* WHAT IS REQUIRED:
Check every line of the data below for the word "true" and say how many have it, without further comment.

* TASK INPUTS:
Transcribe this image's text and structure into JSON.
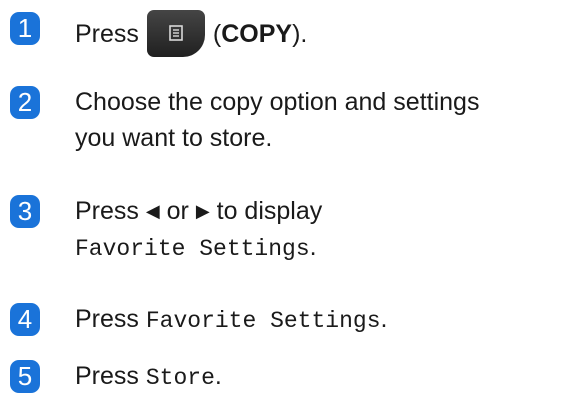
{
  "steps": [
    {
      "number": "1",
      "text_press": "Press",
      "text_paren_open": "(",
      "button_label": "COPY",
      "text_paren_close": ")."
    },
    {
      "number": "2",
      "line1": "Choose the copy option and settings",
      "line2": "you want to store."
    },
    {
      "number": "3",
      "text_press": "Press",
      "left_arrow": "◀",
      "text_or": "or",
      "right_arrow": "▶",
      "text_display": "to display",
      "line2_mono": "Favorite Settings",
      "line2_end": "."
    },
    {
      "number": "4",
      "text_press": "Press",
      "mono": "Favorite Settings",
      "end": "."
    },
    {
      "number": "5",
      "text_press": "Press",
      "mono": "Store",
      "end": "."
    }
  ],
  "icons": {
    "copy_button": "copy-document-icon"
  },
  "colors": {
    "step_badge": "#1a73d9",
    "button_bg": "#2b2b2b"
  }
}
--
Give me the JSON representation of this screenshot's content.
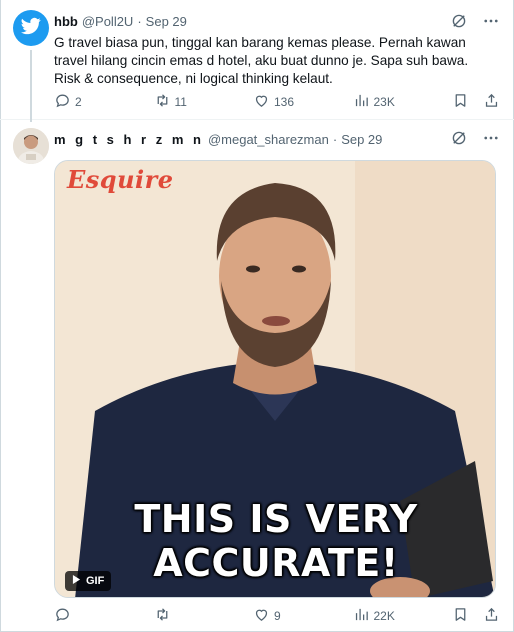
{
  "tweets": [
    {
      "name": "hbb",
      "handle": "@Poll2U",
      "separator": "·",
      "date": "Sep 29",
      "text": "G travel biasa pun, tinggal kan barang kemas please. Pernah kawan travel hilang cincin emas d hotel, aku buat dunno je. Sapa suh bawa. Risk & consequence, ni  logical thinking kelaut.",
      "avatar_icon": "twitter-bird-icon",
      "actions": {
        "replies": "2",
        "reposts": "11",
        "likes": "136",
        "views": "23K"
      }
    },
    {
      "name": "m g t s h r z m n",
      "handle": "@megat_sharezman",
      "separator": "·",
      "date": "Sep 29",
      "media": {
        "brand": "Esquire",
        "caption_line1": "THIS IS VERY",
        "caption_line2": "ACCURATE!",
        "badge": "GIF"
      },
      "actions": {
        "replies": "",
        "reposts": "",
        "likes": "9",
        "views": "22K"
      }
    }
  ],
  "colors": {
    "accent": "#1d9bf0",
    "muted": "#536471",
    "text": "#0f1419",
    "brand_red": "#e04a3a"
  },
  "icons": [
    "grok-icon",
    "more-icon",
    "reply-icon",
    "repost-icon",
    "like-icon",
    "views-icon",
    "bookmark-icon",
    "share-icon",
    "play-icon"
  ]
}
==
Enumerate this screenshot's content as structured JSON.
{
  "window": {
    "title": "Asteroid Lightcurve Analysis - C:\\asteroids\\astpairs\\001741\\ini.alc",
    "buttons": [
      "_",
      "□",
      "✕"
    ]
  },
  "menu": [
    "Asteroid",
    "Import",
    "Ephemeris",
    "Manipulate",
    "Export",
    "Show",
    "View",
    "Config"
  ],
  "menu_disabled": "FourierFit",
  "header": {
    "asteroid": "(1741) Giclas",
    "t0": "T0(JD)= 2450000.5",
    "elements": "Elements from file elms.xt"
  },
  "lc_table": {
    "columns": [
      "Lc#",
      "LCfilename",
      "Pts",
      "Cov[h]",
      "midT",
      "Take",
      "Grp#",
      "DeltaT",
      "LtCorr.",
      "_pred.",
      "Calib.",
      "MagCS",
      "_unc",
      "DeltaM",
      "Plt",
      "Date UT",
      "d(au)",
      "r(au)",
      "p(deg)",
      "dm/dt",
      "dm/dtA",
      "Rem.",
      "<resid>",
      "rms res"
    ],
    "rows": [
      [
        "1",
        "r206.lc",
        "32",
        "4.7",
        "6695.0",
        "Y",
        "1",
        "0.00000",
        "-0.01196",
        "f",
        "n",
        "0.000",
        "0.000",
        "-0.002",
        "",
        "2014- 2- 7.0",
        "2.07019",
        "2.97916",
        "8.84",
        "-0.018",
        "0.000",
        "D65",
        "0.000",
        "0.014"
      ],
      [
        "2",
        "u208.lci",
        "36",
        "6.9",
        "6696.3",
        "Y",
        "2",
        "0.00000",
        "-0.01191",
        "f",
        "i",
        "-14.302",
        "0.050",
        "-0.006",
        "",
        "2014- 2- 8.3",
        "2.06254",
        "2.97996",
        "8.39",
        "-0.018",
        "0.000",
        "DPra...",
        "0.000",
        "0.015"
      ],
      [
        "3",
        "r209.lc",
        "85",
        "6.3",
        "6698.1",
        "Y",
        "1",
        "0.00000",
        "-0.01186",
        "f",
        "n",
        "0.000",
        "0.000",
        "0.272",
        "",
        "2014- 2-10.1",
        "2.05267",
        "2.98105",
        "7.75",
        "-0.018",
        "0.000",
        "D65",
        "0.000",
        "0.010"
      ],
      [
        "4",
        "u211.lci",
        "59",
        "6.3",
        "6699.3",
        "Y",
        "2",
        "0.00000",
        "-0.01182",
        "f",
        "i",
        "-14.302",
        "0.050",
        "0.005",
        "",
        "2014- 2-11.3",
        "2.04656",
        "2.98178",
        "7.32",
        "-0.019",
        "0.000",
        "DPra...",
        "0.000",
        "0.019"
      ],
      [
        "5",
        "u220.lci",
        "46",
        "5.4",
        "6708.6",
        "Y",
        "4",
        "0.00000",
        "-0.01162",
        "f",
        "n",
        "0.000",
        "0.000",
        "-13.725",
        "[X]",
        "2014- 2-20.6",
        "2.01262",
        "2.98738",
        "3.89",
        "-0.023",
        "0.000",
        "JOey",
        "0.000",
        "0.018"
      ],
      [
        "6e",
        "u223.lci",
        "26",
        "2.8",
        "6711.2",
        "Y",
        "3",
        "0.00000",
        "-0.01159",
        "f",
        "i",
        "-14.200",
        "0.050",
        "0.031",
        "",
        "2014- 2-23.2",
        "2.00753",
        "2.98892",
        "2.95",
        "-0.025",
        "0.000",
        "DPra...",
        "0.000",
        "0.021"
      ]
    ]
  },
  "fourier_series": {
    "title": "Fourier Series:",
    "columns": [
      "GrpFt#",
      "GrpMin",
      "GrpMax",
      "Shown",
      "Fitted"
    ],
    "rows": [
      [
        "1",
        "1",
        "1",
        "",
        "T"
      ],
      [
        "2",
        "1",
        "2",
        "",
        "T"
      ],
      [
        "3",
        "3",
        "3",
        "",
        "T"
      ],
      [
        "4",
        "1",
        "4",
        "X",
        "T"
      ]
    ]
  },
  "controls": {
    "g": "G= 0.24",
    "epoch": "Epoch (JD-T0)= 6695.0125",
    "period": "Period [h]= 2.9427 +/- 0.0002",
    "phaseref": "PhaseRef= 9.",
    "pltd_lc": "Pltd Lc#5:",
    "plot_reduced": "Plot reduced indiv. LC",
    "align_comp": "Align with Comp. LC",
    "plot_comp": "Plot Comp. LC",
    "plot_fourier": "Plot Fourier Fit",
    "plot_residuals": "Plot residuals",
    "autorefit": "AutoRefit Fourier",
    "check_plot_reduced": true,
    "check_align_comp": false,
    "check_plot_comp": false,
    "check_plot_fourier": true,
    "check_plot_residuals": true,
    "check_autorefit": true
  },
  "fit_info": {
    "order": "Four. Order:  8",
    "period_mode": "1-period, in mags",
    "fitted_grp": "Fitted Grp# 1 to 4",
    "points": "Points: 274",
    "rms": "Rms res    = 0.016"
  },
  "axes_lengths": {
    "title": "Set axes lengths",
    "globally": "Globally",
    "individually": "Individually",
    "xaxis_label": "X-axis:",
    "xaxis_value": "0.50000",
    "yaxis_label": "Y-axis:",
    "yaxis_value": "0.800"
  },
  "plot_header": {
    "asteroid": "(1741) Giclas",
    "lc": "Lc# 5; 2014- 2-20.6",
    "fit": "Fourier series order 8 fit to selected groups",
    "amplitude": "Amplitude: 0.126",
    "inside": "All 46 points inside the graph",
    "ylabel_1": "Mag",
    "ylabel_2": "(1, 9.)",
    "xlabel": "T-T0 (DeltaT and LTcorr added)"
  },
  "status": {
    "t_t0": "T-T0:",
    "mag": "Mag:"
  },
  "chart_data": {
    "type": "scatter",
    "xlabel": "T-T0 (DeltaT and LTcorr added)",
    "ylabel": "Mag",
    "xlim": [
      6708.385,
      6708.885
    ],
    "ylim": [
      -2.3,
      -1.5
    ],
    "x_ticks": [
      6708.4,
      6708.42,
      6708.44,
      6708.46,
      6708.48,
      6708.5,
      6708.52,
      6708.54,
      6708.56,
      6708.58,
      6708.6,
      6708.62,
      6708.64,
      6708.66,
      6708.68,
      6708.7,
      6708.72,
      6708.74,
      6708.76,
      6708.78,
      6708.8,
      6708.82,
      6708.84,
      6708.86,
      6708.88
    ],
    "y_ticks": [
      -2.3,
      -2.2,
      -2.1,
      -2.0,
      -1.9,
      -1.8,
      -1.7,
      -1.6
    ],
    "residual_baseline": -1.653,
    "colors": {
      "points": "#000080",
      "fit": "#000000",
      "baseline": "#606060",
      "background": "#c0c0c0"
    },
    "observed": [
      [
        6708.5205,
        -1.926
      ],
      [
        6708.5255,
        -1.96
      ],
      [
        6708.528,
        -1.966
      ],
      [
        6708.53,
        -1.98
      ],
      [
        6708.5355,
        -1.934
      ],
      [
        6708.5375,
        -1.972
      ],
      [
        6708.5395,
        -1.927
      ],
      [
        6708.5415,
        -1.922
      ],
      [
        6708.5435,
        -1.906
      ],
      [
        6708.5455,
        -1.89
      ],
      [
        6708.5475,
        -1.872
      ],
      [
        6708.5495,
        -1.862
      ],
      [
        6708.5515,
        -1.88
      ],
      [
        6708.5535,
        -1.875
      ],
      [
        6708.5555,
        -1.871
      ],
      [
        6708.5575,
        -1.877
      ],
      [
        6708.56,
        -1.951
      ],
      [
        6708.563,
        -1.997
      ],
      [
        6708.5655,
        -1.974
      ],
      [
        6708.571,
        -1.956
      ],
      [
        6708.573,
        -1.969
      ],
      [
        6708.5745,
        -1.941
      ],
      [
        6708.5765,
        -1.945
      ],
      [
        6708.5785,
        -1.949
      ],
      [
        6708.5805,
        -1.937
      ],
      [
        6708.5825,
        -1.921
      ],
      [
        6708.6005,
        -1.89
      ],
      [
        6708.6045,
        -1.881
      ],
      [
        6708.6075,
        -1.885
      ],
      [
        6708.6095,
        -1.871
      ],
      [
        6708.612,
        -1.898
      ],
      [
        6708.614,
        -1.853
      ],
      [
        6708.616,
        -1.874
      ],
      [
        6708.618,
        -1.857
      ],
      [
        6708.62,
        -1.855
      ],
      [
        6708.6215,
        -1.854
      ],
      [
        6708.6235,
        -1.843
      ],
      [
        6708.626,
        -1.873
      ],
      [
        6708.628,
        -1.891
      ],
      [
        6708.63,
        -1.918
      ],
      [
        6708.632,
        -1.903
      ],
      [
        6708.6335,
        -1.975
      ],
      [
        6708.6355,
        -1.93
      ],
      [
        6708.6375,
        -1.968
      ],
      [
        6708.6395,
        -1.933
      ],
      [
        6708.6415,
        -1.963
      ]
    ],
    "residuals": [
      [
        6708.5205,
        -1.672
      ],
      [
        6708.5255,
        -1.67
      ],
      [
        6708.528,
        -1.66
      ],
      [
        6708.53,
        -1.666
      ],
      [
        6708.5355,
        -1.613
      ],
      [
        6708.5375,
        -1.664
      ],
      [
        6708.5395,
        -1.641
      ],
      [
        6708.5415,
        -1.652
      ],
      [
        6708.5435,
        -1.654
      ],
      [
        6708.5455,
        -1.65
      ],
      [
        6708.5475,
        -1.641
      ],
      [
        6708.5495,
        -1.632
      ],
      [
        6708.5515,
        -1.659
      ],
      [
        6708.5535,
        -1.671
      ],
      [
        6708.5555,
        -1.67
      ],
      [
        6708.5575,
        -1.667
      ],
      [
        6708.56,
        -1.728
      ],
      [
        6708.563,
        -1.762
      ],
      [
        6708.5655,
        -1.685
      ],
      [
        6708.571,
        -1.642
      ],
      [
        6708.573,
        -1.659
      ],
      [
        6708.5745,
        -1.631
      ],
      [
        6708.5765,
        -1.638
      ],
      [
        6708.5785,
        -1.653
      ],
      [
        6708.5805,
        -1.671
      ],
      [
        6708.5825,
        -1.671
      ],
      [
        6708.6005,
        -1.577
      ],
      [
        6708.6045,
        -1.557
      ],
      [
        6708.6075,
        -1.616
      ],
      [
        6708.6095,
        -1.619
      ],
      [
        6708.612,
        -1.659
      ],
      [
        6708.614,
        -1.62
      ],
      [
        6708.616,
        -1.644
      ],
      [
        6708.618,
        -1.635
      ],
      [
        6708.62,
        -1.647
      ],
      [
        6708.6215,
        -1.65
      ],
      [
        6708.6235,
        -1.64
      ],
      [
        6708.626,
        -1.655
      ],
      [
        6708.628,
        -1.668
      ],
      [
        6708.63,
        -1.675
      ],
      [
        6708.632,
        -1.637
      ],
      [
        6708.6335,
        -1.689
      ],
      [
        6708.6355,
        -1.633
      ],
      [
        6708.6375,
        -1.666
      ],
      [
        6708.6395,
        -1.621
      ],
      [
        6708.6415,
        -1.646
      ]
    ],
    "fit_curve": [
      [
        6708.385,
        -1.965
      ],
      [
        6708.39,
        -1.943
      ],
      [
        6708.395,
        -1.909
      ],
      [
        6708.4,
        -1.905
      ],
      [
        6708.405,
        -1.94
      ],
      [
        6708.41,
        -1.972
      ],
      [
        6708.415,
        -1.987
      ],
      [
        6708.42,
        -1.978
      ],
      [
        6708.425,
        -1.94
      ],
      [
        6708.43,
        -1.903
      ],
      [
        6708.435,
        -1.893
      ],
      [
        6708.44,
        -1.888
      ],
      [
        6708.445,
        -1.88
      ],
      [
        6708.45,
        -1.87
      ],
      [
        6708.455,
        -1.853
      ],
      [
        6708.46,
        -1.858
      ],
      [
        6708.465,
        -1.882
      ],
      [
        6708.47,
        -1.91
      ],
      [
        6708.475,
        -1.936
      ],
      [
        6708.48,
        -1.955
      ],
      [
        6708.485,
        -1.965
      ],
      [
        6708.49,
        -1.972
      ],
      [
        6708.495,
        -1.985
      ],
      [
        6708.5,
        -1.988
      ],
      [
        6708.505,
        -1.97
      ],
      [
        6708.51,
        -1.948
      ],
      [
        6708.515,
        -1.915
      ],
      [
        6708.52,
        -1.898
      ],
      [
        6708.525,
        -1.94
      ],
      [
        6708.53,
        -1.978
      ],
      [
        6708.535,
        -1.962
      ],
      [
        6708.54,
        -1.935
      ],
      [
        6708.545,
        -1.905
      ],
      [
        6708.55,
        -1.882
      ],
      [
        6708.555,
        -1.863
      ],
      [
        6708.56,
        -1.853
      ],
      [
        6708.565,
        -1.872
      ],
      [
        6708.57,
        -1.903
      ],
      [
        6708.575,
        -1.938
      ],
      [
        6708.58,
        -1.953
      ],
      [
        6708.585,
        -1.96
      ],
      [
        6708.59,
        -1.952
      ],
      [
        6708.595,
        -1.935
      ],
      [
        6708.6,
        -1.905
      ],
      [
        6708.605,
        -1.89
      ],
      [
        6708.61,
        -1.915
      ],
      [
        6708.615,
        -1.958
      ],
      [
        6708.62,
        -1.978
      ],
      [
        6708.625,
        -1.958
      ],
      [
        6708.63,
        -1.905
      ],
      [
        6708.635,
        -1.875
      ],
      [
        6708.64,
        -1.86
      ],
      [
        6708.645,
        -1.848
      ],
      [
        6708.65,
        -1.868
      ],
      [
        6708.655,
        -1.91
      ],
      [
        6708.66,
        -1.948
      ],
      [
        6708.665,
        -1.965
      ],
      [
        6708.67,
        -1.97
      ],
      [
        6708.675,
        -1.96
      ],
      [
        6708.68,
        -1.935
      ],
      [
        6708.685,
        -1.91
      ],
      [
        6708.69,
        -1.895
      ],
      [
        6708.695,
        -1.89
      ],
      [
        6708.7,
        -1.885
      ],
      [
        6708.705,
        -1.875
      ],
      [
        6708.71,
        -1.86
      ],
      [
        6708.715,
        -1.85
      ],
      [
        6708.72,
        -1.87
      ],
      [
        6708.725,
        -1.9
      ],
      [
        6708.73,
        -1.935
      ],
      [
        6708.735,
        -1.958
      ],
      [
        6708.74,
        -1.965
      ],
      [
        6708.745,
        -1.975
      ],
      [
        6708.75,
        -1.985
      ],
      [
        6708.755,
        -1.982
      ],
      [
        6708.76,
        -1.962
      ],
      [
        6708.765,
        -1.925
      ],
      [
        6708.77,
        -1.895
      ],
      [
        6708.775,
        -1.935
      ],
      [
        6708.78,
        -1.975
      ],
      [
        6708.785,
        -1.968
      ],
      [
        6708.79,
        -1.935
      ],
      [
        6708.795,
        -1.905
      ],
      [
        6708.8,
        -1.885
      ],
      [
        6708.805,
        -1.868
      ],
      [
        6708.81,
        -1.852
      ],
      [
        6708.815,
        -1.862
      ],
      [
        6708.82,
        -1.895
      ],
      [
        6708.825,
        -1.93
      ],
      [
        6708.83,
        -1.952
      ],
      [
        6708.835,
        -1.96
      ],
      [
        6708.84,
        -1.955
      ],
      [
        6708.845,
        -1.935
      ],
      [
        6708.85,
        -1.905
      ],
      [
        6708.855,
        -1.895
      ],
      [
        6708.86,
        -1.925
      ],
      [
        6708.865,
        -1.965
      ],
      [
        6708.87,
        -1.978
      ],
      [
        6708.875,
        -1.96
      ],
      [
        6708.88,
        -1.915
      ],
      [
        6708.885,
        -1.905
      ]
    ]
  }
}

* EXERCISE ANSWER:
4